Lately she had been beaten frequently for failing to create sumptuous meals from the dwindling supplies. Meals that she was forbidden, on pain of death, from tasting. But today no siren ordered her to leave her uncle's house and hurry up the hill and through the old-town to the palace.
'Did I dream it?' Maara turned from the window as she addressed her uncle. But he slept on, unaware that she had returned. Unaware, probably, that she had even been away.
Then she decided to do what she always did, when she felt alone and confused.
She slipped back out of the cottage and made her way to the quay. There she wandered along the deserted jetties to a small sailboat hidden amongst the Mariners' fishing boats, away from the eyes of the Conquerors. Her uncle had made it for her when times were less harsh and there was wood to spare.

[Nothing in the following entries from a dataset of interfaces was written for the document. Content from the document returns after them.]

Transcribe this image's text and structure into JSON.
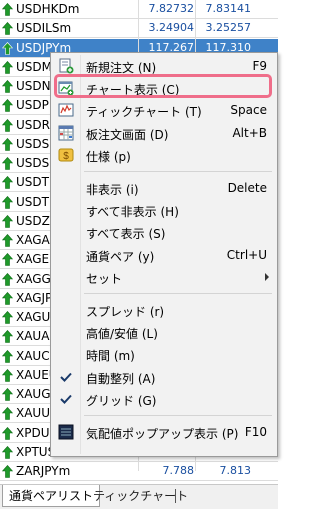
{
  "symbols": [
    {
      "name": "USDHKDm",
      "bid": "7.82732",
      "ask": "7.83141",
      "selected": false
    },
    {
      "name": "USDILSm",
      "bid": "3.24904",
      "ask": "3.25257",
      "selected": false
    },
    {
      "name": "USDJPYm",
      "bid": "117.267",
      "ask": "117.310",
      "selected": true
    },
    {
      "name": "USDM",
      "bid": "",
      "ask": "",
      "selected": false
    },
    {
      "name": "USDNO",
      "bid": "",
      "ask": "",
      "selected": false
    },
    {
      "name": "USDPL",
      "bid": "",
      "ask": "",
      "selected": false
    },
    {
      "name": "USDRU",
      "bid": "",
      "ask": "",
      "selected": false
    },
    {
      "name": "USDSE",
      "bid": "",
      "ask": "",
      "selected": false
    },
    {
      "name": "USDSG",
      "bid": "",
      "ask": "",
      "selected": false
    },
    {
      "name": "USDTH",
      "bid": "",
      "ask": "",
      "selected": false
    },
    {
      "name": "USDTR",
      "bid": "",
      "ask": "",
      "selected": false
    },
    {
      "name": "USDZA",
      "bid": "",
      "ask": "",
      "selected": false
    },
    {
      "name": "XAGAU",
      "bid": "",
      "ask": "",
      "selected": false
    },
    {
      "name": "XAGEU",
      "bid": "",
      "ask": "",
      "selected": false
    },
    {
      "name": "XAGGB",
      "bid": "",
      "ask": "",
      "selected": false
    },
    {
      "name": "XAGJP",
      "bid": "",
      "ask": "",
      "selected": false
    },
    {
      "name": "XAGUS",
      "bid": "",
      "ask": "",
      "selected": false
    },
    {
      "name": "XAUAU",
      "bid": "",
      "ask": "",
      "selected": false
    },
    {
      "name": "XAUCH",
      "bid": "",
      "ask": "",
      "selected": false
    },
    {
      "name": "XAUEU",
      "bid": "",
      "ask": "",
      "selected": false
    },
    {
      "name": "XAUGB",
      "bid": "",
      "ask": "",
      "selected": false
    },
    {
      "name": "XAUUS",
      "bid": "",
      "ask": "",
      "selected": false
    },
    {
      "name": "XPDUS",
      "bid": "",
      "ask": "",
      "selected": false
    },
    {
      "name": "XPTUS",
      "bid": "",
      "ask": "",
      "selected": false
    },
    {
      "name": "ZARJPYm",
      "bid": "7.788",
      "ask": "7.813",
      "selected": false
    }
  ],
  "tabs": {
    "active": "通貨ペアリスト",
    "inactive": "ティックチャート"
  },
  "menu": [
    {
      "type": "item",
      "label": "新規注文 (N)",
      "shortcut": "F9",
      "icon": "new-order-icon"
    },
    {
      "type": "item",
      "label": "チャート表示 (C)",
      "shortcut": "",
      "icon": "chart-window-icon",
      "highlighted": true
    },
    {
      "type": "item",
      "label": "ティックチャート (T)",
      "shortcut": "Space",
      "icon": "tick-chart-icon"
    },
    {
      "type": "item",
      "label": "板注文画面 (D)",
      "shortcut": "Alt+B",
      "icon": "depth-grid-icon"
    },
    {
      "type": "item",
      "label": "仕様 (p)",
      "shortcut": "",
      "icon": "specification-icon"
    },
    {
      "type": "sep"
    },
    {
      "type": "item",
      "label": "非表示 (i)",
      "shortcut": "Delete"
    },
    {
      "type": "item",
      "label": "すべて非表示 (H)",
      "shortcut": ""
    },
    {
      "type": "item",
      "label": "すべて表示 (S)",
      "shortcut": ""
    },
    {
      "type": "item",
      "label": "通貨ペア (y)",
      "shortcut": "Ctrl+U"
    },
    {
      "type": "item",
      "label": "セット",
      "shortcut": "",
      "submenu": true
    },
    {
      "type": "sep"
    },
    {
      "type": "item",
      "label": "スプレッド (r)",
      "shortcut": ""
    },
    {
      "type": "item",
      "label": "高値/安値 (L)",
      "shortcut": ""
    },
    {
      "type": "item",
      "label": "時間 (m)",
      "shortcut": ""
    },
    {
      "type": "item",
      "label": "自動整列 (A)",
      "shortcut": "",
      "checked": true
    },
    {
      "type": "item",
      "label": "グリッド (G)",
      "shortcut": "",
      "checked": true
    },
    {
      "type": "sep"
    },
    {
      "type": "item",
      "label": "気配値ポップアップ表示 (P)",
      "shortcut": "F10",
      "icon": "popup-quotes-icon"
    }
  ],
  "colors": {
    "selection": "#3f82c8",
    "highlight_border": "#ef6e8a",
    "up_arrow": "#1f9a2a",
    "price_text": "#1a4fa0"
  }
}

Maara clambered on board, the little craft swaying in the water, unsettling her uncle's neighbouring fishing boat. She eased herself on the wooden seat, tucking under her the folds of her coarse, brown goat-hair tunic - the garb issued by the Conquerors to the slave-citizens of Shoogmunimara, and the only type of clothing that most of them now owned.
Bending down, she tugged at the floor plank in front of her. After a few moments' struggle, it yielded, and she pulled it up, resting it against the seat edge.
She reached her hand down into the bowels of the boat, and pulled out a wad of rough, yellowing, curling papers. Blowing the dust off them, she settled back in her seat. It was a ritual she had followed many times. She ran her fingers lovingly over the top sheet, recalling the painstaking way the paper had been made, seven years ago when she was a still little girl: how she had secretly helped the Trumpeters mash old scraps of worn out clothing in great tubs of water, until the fibres floated free. Then they had sieved and beaten and flattened and dried them until at length a wonderful square of heavy paper resulted. Maara had never tired of the process.
She remembered how the Scribe, Arolan, had sat for hour after hour at the great stone table in the Trumpeters' house, writing with a quill-feather pen in his marvellous, swirly Scribe script. And finally and best of all, when each page was completed, Maara remembered with pride how it had been handed to her, and, hiding it beneath her cloak, she had hurried down to the harbour and added it to the cache already hidden in her boat.
'Remember, Maara, Scribe history is in your hands,' Arolan had told her. 'The Conquerors will not suspect you.'
'What will they do if they find out?' she had asked, a sense of adventure banishing any fear.
'They must never find out, my child. You are very special, Maara. A child with three blessings. That is why we have entrusted this great work to your care, although you are so young.'
Arolan's words made no sense to Maara, but she liked the idea of being special, and of having three blessings, whatever they might be.
'May I read the story, Arolan?'
'Yes, Maara. You alone, among all the Mariners, know the secret of reading. Use it well, and learn the story of how the Scribes came to Shoogmunimera, which was called Ambamar before the time of the Conquerors. One day it may save your life, and that of others.'
Now, after an incomprehensible night watching the Conquerors leave her land, Maara tucked her feet under the seat of the skiff and began, as she had done many times, to read the fantastic tale inscribed on the yellowed pages.